AB - Biofuels are expected to play a role in replacing crude oil as a liquid transportation fuel, and research into butanol has highlighted the importance of this alcohol as a fuel. Butanol has a higher energy density than ethanol, butanol–gasoline blends do not separate in the presence of water, and butanol is miscible with gasoline (Szulczyk, Int J Energy Environ 1(1):2876–2895, 40). Saccharomyces cerevisiae has been used as a fermentative organism in the biofuel industry producing ethanol from glucose derived from starchy plant material; however, it typically cannot tolerate butanol concentrations greater than 2 % (Luong, Biotechnol Bioeng 29 (2):242–248, 27). 90 Saccharomyces spp. strains were screened for tolerance to 1-butanol via a phenotypic microarray assay and we observed significant variation in response with the most tolerant strains (S. cerevisiae DBVPG1788, S. cerevisiae DBVPG6044 and S. cerevisiae YPS128) exhibiting tolerance to 4 % 1-butanol compared with S. uvarum and S. castelli strains, which were sensitive to 3 % 1-butanol.
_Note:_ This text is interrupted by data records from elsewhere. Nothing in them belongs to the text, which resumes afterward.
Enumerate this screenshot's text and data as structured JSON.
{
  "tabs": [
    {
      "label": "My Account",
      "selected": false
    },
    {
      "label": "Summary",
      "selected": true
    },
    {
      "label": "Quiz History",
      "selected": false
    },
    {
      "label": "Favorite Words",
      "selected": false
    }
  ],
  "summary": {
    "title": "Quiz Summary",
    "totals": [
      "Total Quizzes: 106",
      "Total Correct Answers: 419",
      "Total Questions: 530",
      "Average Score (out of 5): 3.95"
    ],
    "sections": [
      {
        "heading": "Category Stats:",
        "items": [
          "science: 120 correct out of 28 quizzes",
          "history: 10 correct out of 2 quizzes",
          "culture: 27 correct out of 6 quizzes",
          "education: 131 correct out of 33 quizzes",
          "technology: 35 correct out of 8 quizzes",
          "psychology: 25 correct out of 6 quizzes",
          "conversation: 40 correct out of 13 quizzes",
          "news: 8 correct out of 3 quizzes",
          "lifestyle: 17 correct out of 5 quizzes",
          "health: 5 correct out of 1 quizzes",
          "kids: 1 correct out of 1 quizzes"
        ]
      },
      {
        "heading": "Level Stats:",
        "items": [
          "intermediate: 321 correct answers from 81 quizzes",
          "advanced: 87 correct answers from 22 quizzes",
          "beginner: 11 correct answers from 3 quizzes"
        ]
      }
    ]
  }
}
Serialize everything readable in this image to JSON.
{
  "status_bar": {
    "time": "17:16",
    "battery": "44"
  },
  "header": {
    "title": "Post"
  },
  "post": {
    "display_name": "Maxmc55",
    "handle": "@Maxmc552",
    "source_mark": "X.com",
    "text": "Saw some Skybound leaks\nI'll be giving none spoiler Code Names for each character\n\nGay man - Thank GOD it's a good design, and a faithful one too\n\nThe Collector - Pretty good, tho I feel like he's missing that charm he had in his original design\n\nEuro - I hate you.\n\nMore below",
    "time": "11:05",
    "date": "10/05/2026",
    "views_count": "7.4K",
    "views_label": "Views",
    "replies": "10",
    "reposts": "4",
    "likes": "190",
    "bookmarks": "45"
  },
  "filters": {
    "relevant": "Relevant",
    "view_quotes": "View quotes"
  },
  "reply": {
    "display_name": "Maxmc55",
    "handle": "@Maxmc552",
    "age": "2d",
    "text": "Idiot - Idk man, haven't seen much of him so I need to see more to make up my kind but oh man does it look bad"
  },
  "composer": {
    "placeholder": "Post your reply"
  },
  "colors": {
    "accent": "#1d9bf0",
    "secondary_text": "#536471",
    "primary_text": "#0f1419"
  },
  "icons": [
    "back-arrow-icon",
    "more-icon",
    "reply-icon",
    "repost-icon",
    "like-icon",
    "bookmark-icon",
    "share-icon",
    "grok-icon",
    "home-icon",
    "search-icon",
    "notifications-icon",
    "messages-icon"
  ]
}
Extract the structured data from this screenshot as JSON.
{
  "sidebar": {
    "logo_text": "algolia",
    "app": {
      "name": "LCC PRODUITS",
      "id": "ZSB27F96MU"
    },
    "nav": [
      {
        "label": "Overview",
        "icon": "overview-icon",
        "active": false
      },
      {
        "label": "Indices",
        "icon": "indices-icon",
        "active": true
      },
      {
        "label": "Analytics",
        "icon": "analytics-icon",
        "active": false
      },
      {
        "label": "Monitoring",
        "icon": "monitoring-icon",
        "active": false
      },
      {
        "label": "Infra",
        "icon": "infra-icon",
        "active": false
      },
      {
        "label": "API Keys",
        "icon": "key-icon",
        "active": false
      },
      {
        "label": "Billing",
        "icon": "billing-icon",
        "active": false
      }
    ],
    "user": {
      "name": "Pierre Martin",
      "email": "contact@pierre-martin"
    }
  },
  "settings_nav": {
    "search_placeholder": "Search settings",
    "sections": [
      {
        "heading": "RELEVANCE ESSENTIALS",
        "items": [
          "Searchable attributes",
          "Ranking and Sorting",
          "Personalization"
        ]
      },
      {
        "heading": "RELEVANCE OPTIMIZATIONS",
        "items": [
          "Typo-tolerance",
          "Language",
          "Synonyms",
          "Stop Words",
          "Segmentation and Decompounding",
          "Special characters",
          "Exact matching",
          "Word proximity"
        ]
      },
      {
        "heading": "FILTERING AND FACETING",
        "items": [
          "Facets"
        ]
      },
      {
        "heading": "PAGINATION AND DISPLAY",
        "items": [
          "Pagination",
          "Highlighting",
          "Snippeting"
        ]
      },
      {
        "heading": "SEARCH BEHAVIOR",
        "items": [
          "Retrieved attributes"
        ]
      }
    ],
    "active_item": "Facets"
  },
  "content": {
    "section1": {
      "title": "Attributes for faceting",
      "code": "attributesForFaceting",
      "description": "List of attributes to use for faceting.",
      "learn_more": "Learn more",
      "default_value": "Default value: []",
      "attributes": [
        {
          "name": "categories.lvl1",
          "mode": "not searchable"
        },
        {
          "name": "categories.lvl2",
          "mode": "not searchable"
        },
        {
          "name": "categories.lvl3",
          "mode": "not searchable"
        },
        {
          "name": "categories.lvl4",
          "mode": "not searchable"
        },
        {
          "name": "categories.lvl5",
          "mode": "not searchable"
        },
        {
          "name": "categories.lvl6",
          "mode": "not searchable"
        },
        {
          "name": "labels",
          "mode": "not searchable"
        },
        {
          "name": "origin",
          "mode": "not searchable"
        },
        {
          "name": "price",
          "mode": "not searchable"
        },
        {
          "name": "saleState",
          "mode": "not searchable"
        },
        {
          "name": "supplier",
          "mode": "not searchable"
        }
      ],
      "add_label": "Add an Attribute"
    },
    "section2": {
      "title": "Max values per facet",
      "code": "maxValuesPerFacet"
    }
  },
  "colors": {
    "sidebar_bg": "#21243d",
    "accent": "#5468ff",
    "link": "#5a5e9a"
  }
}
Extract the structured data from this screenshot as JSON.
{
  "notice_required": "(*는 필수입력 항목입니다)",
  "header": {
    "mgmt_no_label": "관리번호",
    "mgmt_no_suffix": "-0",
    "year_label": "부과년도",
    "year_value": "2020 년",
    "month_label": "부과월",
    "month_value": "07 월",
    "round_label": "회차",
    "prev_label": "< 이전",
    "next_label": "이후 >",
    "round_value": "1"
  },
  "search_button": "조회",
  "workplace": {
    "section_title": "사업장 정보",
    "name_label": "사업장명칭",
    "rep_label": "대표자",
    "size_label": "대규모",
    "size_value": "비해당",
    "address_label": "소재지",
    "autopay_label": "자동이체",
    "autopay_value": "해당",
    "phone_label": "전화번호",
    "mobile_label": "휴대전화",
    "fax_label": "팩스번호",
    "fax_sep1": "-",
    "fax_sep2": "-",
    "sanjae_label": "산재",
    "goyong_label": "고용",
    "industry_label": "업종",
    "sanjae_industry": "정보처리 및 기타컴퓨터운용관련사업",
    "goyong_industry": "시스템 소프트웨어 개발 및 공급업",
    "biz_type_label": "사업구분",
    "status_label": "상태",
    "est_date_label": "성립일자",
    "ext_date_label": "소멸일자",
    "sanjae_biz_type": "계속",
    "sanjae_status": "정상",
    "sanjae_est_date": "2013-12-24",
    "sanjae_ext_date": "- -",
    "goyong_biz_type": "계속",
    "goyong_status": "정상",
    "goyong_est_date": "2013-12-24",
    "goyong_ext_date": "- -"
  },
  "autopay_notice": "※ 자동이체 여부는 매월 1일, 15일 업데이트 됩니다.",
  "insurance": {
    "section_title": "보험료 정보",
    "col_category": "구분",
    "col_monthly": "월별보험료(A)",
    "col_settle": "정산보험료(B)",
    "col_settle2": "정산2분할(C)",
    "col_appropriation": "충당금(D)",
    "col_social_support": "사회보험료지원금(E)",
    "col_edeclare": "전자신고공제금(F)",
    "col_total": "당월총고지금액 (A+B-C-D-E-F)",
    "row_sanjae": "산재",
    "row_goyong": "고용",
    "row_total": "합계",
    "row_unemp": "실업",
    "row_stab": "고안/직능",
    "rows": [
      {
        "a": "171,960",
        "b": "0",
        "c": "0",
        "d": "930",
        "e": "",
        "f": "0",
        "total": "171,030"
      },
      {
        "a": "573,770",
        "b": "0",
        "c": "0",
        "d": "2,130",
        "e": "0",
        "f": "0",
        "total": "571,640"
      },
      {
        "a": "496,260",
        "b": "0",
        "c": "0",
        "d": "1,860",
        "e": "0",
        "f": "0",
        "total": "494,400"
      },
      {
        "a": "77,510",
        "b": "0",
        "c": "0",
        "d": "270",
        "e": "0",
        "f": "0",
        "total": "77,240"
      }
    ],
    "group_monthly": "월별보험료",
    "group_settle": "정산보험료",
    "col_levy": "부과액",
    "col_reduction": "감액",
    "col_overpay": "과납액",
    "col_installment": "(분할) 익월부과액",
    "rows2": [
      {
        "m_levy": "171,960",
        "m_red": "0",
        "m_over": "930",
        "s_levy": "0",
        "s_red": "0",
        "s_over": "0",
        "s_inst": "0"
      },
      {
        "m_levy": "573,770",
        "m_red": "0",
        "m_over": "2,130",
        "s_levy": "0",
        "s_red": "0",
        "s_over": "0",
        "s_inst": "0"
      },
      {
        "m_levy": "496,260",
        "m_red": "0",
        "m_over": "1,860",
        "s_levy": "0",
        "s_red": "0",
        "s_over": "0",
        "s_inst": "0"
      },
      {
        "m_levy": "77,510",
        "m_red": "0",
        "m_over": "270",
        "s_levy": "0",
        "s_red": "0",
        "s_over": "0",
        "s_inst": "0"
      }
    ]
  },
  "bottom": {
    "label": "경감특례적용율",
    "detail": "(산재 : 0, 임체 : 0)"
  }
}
Response to butanol was confirmed using traditional yeast methodologies such as growth; it was observed that fermentations in the presence of butanol, when using strains with a tolerant background, were significantly faster. Assessing for genetic rationale for tolerance, it was observed that 1-butanol-tolerant strains, when compared with 1-butanol-sensitive strains, had an up-regulation of RPN4, a transcription factor which regulates proteasome genes. Analysing for the importance of RPN4, we observed that a Δrpn4 strain displayed a reduced rate of fermentation in the presence of 1-butanol when compared with the BY4741 background strain. This data will aid the development of breeding programmes to produce better strains for future bio-butanol production.

KW - 1-Butanol

KW - Fermentation

KW - Phenotypic microarray

KW - qPCR

KW - Saccharomyces spp

UR - http://www.scopus.com/inward/record.url?scp=84910140907&partnerID=8YFLogxK

U2 - 10.1007/s10295-014-1511-7

DO - 10.1007/s10295-014-1511-7

M3 - Article

VL - 41

SP - 1627

EP - 1636

JO - Journal of Industrial Microbiology and Biotechnology

T2 - Journal of Industrial Microbiology and Biotechnology

JF - Journal of Industrial Microbiology and Biotechnology

SN - 1367-5435

IS - 11

ER -